▶ **PROBLEM DETAILS**
The records below need to be repeated exactly, though not their pictures.

▶ **THE RECORDS**
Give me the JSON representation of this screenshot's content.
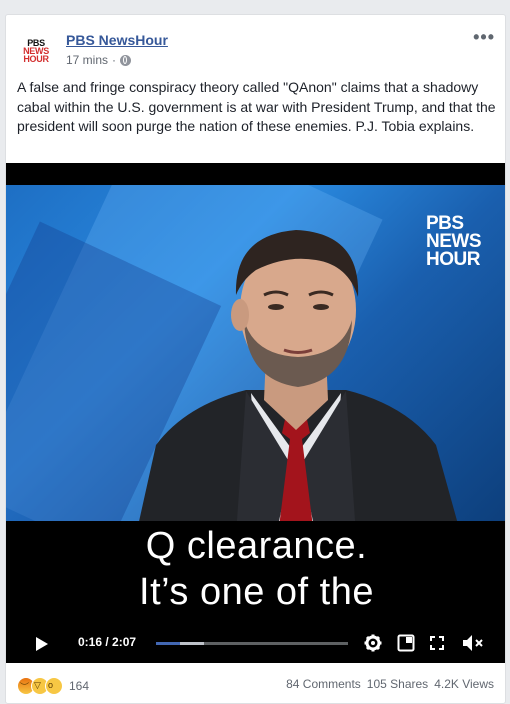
{
  "post": {
    "page_name": "PBS NewsHour",
    "time": "17 mins",
    "separator": "·",
    "more_label": "•••",
    "logo": {
      "line1": "PBS",
      "line2": "NEWS",
      "line3": "HOUR"
    },
    "text": "A false and fringe conspiracy theory called \"QAnon\" claims that a shadowy cabal within the U.S. government is at war with President Trump, and that the president will soon purge the nation of these enemies. P.J. Tobia explains."
  },
  "video": {
    "bug": {
      "line1": "PBS",
      "line2": "NEWS",
      "line3": "HOUR"
    },
    "caption_line1": "Q clearance.",
    "caption_line2": "It’s one of the",
    "time_display": "0:16 / 2:07",
    "progress_played_fraction": 0.126,
    "progress_buffered_fraction": 0.25,
    "accent_color": "#4267b2"
  },
  "footer": {
    "reaction_count": "164",
    "reactions": [
      "angry-icon",
      "haha-icon",
      "wow-icon"
    ],
    "comments": "84 Comments",
    "shares": "105 Shares",
    "views": "4.2K Views"
  }
}
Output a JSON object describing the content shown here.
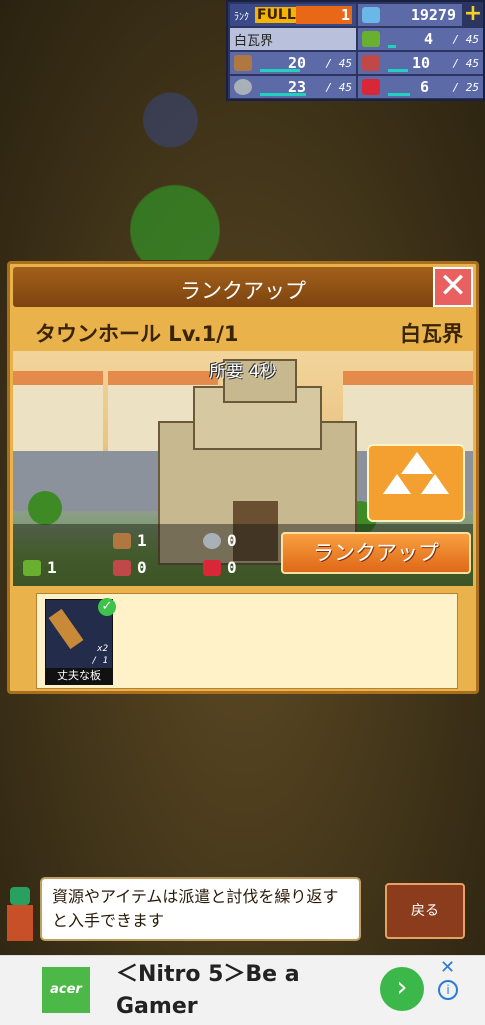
{
  "hud": {
    "rank_label": "ﾗﾝｸ",
    "rank_status": "FULL",
    "rank_value": "1",
    "gems": "19279",
    "region": "白瓦界",
    "resources": [
      {
        "icon": "grass-icon",
        "value": "4",
        "max": "/ 45",
        "level": 0.09
      },
      {
        "icon": "wood-icon",
        "value": "20",
        "max": "/ 45",
        "level": 0.44
      },
      {
        "icon": "food-icon",
        "value": "10",
        "max": "/ 45",
        "level": 0.22
      },
      {
        "icon": "stone-icon",
        "value": "23",
        "max": "/ 45",
        "level": 0.51
      },
      {
        "icon": "ruby-icon",
        "value": "6",
        "max": "/ 25",
        "level": 0.24
      }
    ]
  },
  "dialog": {
    "title": "ランクアップ",
    "facility": "タウンホール Lv.1/1",
    "region": "白瓦界",
    "time_required": "所要 4秒",
    "costs": {
      "grass": "1",
      "wood": "1",
      "food": "0",
      "stone": "0",
      "ruby": "0"
    },
    "rank_up_button": "ランクアップ",
    "required_items": [
      {
        "name": "丈夫な板",
        "count": "x2",
        "need": "/ 1"
      }
    ]
  },
  "footer": {
    "hint": "資源やアイテムは派遣と討伐を繰り返すと入手できます",
    "back_label": "戻る"
  },
  "ad": {
    "brand": "acer",
    "headline": "＜Nitro 5＞Be a Gamer"
  },
  "colors": {
    "accent": "#e86818",
    "hud_bg": "#2b3560",
    "dialog_bg": "#e9b24a"
  }
}
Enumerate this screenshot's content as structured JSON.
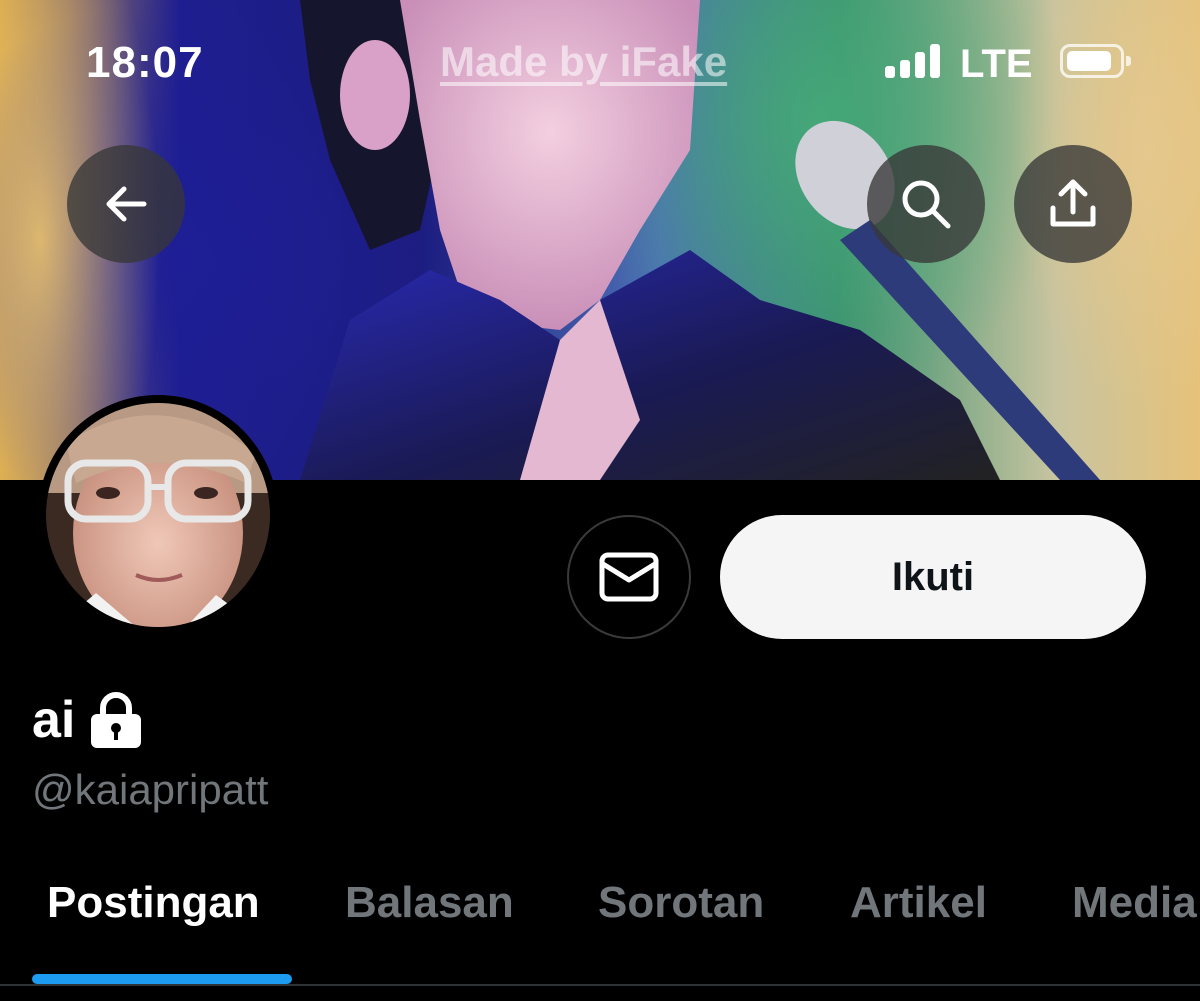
{
  "status_bar": {
    "time": "18:07",
    "watermark": "Made by iFake",
    "network": "LTE"
  },
  "header": {
    "back_icon": "arrow-left-icon",
    "search_icon": "search-icon",
    "share_icon": "share-upload-icon"
  },
  "profile": {
    "display_name": "ai",
    "protected_icon": "lock-icon",
    "handle": "@kaiapripatt",
    "message_icon": "envelope-icon",
    "follow_label": "Ikuti"
  },
  "tabs": [
    {
      "label": "Postingan",
      "active": true
    },
    {
      "label": "Balasan",
      "active": false
    },
    {
      "label": "Sorotan",
      "active": false
    },
    {
      "label": "Artikel",
      "active": false
    },
    {
      "label": "Media",
      "active": false
    }
  ],
  "colors": {
    "accent": "#1d9bf0",
    "background": "#000000",
    "muted_text": "#71767b",
    "follow_button_bg": "#f5f5f5"
  }
}
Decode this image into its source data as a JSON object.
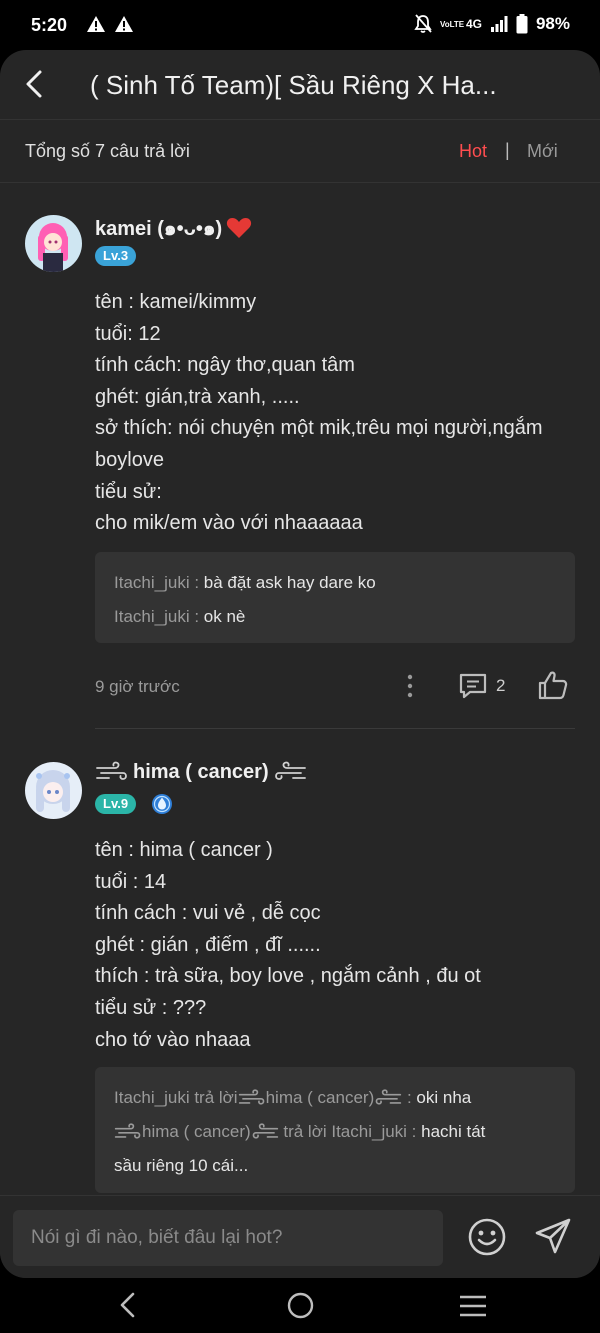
{
  "status_bar": {
    "time": "5:20",
    "volte": "VoLTE",
    "network": "4G",
    "battery": "98%"
  },
  "header": {
    "title": "( Sinh Tố Team)[ Sầu Riêng X Ha..."
  },
  "subheader": {
    "answer_count": "Tổng số 7 câu trả lời",
    "sort_hot": "Hot",
    "sort_separator": "|",
    "sort_new": "Mới"
  },
  "comments": [
    {
      "username": "kamei (๑•ᴗ•๑)",
      "level": "Lv.3",
      "lines": [
        "tên : kamei/kimmy",
        "tuổi: 12",
        "tính cách: ngây thơ,quan tâm",
        "ghét: gián,trà xanh, .....",
        "sở thích: nói chuyện một mik,trêu mọi người,ngắm",
        "boylove",
        "tiểu sử:",
        "cho mik/em vào với nhaaaaaa"
      ],
      "replies": [
        {
          "who": "Itachi_juki : ",
          "text": "bà đặt ask hay dare ko"
        },
        {
          "who": "Itachi_juki : ",
          "text": "ok nè"
        }
      ],
      "time": "9 giờ trước",
      "reply_count": "2"
    },
    {
      "username": "hima ( cancer)",
      "level": "Lv.9",
      "lines": [
        "tên : hima ( cancer )",
        "tuổi : 14",
        "tính cách : vui vẻ , dễ cọc",
        "ghét : gián , điếm , đĩ ......",
        "thích : trà sữa, boy love  , ngắm cảnh , đu ot",
        "tiểu sử : ???",
        "cho tớ vào nhaaa"
      ],
      "replies": [
        {
          "who_a": "Itachi_juki trả lời ",
          "name_b": " hima ( cancer) ",
          "sep": " : ",
          "text": "oki nha"
        },
        {
          "name_a": " hima ( cancer) ",
          "who_b": " trả lời Itachi_juki : ",
          "text": "hachi tát"
        },
        {
          "text": "sầu riêng 10 cái..."
        }
      ]
    }
  ],
  "composer": {
    "placeholder": "Nói gì đi nào, biết đâu lại hot?"
  },
  "colors": {
    "background": "#262626",
    "accent_hot": "#ff4d4f",
    "level_badge_lv3": "#3aa3d8",
    "level_badge_lv9": "#2bb5a8",
    "reply_box": "#333333"
  },
  "icons": [
    "warning-icon",
    "mute-icon",
    "signal-icon",
    "battery-icon",
    "back-icon",
    "more-icon",
    "comment-icon",
    "like-icon",
    "heart-icon",
    "wind-icon",
    "vip-icon",
    "emoji-icon",
    "send-icon",
    "nav-back-icon",
    "nav-home-icon",
    "nav-recent-icon"
  ]
}
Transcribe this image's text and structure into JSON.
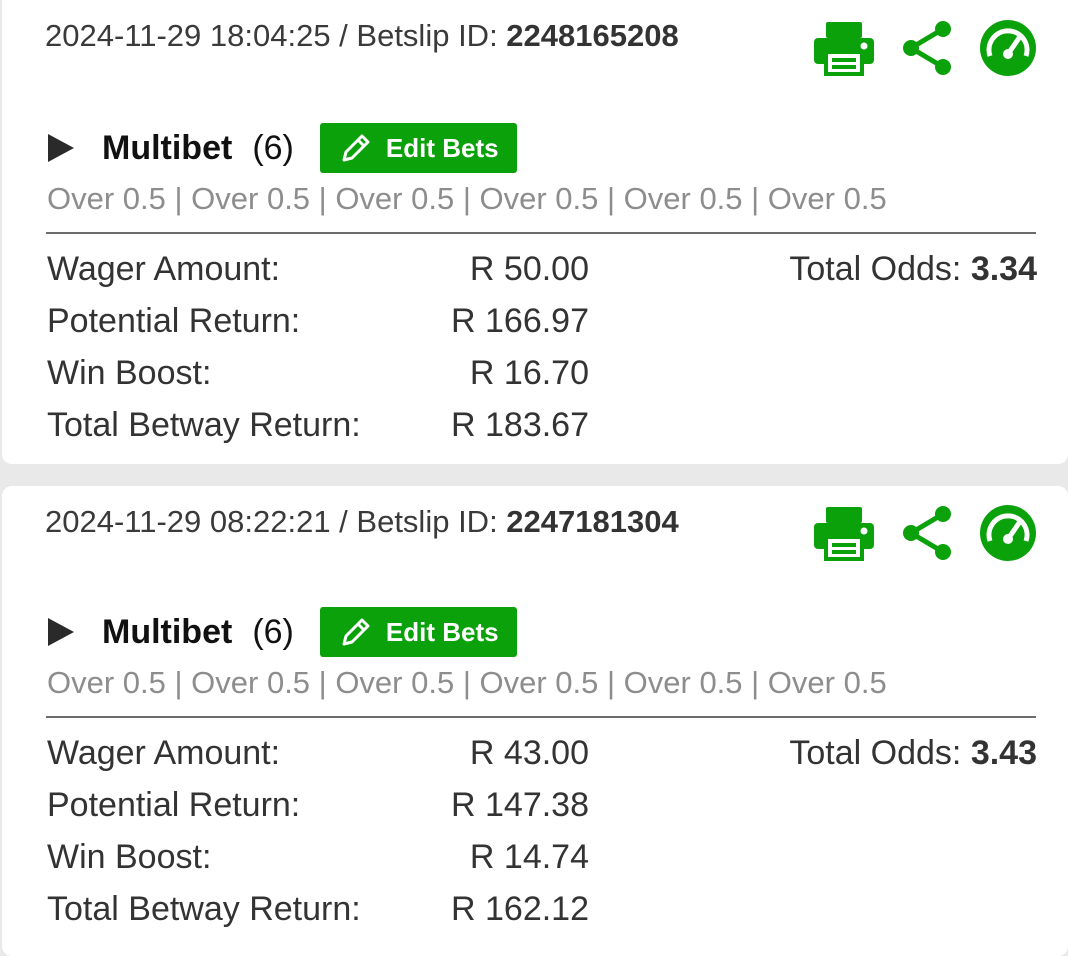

▶ **EXERCISE OUTPUT**
Give me the JSON representation of this screenshot's content.
{
  "post": {
    "page_name": "PBS NewsHour",
    "time": "17 mins",
    "separator": "·",
    "more_label": "•••",
    "logo": {
      "line1": "PBS",
      "line2": "NEWS",
      "line3": "HOUR"
    },
    "text": "A false and fringe conspiracy theory called \"QAnon\" claims that a shadowy cabal within the U.S. government is at war with President Trump, and that the president will soon purge the nation of these enemies. P.J. Tobia explains."
  },
  "video": {
    "bug": {
      "line1": "PBS",
      "line2": "NEWS",
      "line3": "HOUR"
    },
    "caption_line1": "Q clearance.",
    "caption_line2": "It’s one of the",
    "time_display": "0:16 / 2:07",
    "progress_played_fraction": 0.126,
    "progress_buffered_fraction": 0.25,
    "accent_color": "#4267b2"
  },
  "footer": {
    "reaction_count": "164",
    "reactions": [
      "angry-icon",
      "haha-icon",
      "wow-icon"
    ],
    "comments": "84 Comments",
    "shares": "105 Shares",
    "views": "4.2K Views"
  }
}
Output a JSON object describing the content shown here.
{
  "hud": {
    "rank_label": "ﾗﾝｸ",
    "rank_status": "FULL",
    "rank_value": "1",
    "gems": "19279",
    "region": "白瓦界",
    "resources": [
      {
        "icon": "grass-icon",
        "value": "4",
        "max": "/ 45",
        "level": 0.09
      },
      {
        "icon": "wood-icon",
        "value": "20",
        "max": "/ 45",
        "level": 0.44
      },
      {
        "icon": "food-icon",
        "value": "10",
        "max": "/ 45",
        "level": 0.22
      },
      {
        "icon": "stone-icon",
        "value": "23",
        "max": "/ 45",
        "level": 0.51
      },
      {
        "icon": "ruby-icon",
        "value": "6",
        "max": "/ 25",
        "level": 0.24
      }
    ]
  },
  "dialog": {
    "title": "ランクアップ",
    "facility": "タウンホール Lv.1/1",
    "region": "白瓦界",
    "time_required": "所要 4秒",
    "costs": {
      "grass": "1",
      "wood": "1",
      "food": "0",
      "stone": "0",
      "ruby": "0"
    },
    "rank_up_button": "ランクアップ",
    "required_items": [
      {
        "name": "丈夫な板",
        "count": "x2",
        "need": "/ 1"
      }
    ]
  },
  "footer": {
    "hint": "資源やアイテムは派遣と討伐を繰り返すと入手できます",
    "back_label": "戻る"
  },
  "ad": {
    "brand": "acer",
    "headline": "＜Nitro 5＞Be a Gamer"
  },
  "colors": {
    "accent": "#e86818",
    "hud_bg": "#2b3560",
    "dialog_bg": "#e9b24a"
  }
}
Enumerate this screenshot's content as structured JSON.
{
  "status_bar": {
    "time": "18:07",
    "watermark": "Made by iFake",
    "network": "LTE"
  },
  "header": {
    "back_icon": "arrow-left-icon",
    "search_icon": "search-icon",
    "share_icon": "share-upload-icon"
  },
  "profile": {
    "display_name": "ai",
    "protected_icon": "lock-icon",
    "handle": "@kaiapripatt",
    "message_icon": "envelope-icon",
    "follow_label": "Ikuti"
  },
  "tabs": [
    {
      "label": "Postingan",
      "active": true
    },
    {
      "label": "Balasan",
      "active": false
    },
    {
      "label": "Sorotan",
      "active": false
    },
    {
      "label": "Artikel",
      "active": false
    },
    {
      "label": "Media",
      "active": false
    }
  ],
  "colors": {
    "accent": "#1d9bf0",
    "background": "#000000",
    "muted_text": "#71767b",
    "follow_button_bg": "#f5f5f5"
  }
}
Decode this image into its source data as a JSON object.
{
  "status_bar": {
    "time": "5:20",
    "volte": "VoLTE",
    "network": "4G",
    "battery": "98%"
  },
  "header": {
    "title": "( Sinh Tố Team)[ Sầu Riêng X Ha..."
  },
  "subheader": {
    "answer_count": "Tổng số 7 câu trả lời",
    "sort_hot": "Hot",
    "sort_separator": "|",
    "sort_new": "Mới"
  },
  "comments": [
    {
      "username": "kamei (๑•ᴗ•๑)",
      "level": "Lv.3",
      "lines": [
        "tên : kamei/kimmy",
        "tuổi: 12",
        "tính cách: ngây thơ,quan tâm",
        "ghét: gián,trà xanh, .....",
        "sở thích: nói chuyện một mik,trêu mọi người,ngắm",
        "boylove",
        "tiểu sử:",
        "cho mik/em vào với nhaaaaaa"
      ],
      "replies": [
        {
          "who": "Itachi_juki : ",
          "text": "bà đặt ask hay dare ko"
        },
        {
          "who": "Itachi_juki : ",
          "text": "ok nè"
        }
      ],
      "time": "9 giờ trước",
      "reply_count": "2"
    },
    {
      "username": "hima ( cancer)",
      "level": "Lv.9",
      "lines": [
        "tên : hima ( cancer )",
        "tuổi : 14",
        "tính cách : vui vẻ , dễ cọc",
        "ghét : gián , điếm , đĩ ......",
        "thích : trà sữa, boy love  , ngắm cảnh , đu ot",
        "tiểu sử : ???",
        "cho tớ vào nhaaa"
      ],
      "replies": [
        {
          "who_a": "Itachi_juki trả lời ",
          "name_b": " hima ( cancer) ",
          "sep": " : ",
          "text": "oki nha"
        },
        {
          "name_a": " hima ( cancer) ",
          "who_b": " trả lời Itachi_juki : ",
          "text": "hachi tát"
        },
        {
          "text": "sầu riêng 10 cái..."
        }
      ]
    }
  ],
  "composer": {
    "placeholder": "Nói gì đi nào, biết đâu lại hot?"
  },
  "colors": {
    "background": "#262626",
    "accent_hot": "#ff4d4f",
    "level_badge_lv3": "#3aa3d8",
    "level_badge_lv9": "#2bb5a8",
    "reply_box": "#333333"
  },
  "icons": [
    "warning-icon",
    "mute-icon",
    "signal-icon",
    "battery-icon",
    "back-icon",
    "more-icon",
    "comment-icon",
    "like-icon",
    "heart-icon",
    "wind-icon",
    "vip-icon",
    "emoji-icon",
    "send-icon",
    "nav-back-icon",
    "nav-home-icon",
    "nav-recent-icon"
  ]
}
Transcribe this image's text and structure into JSON.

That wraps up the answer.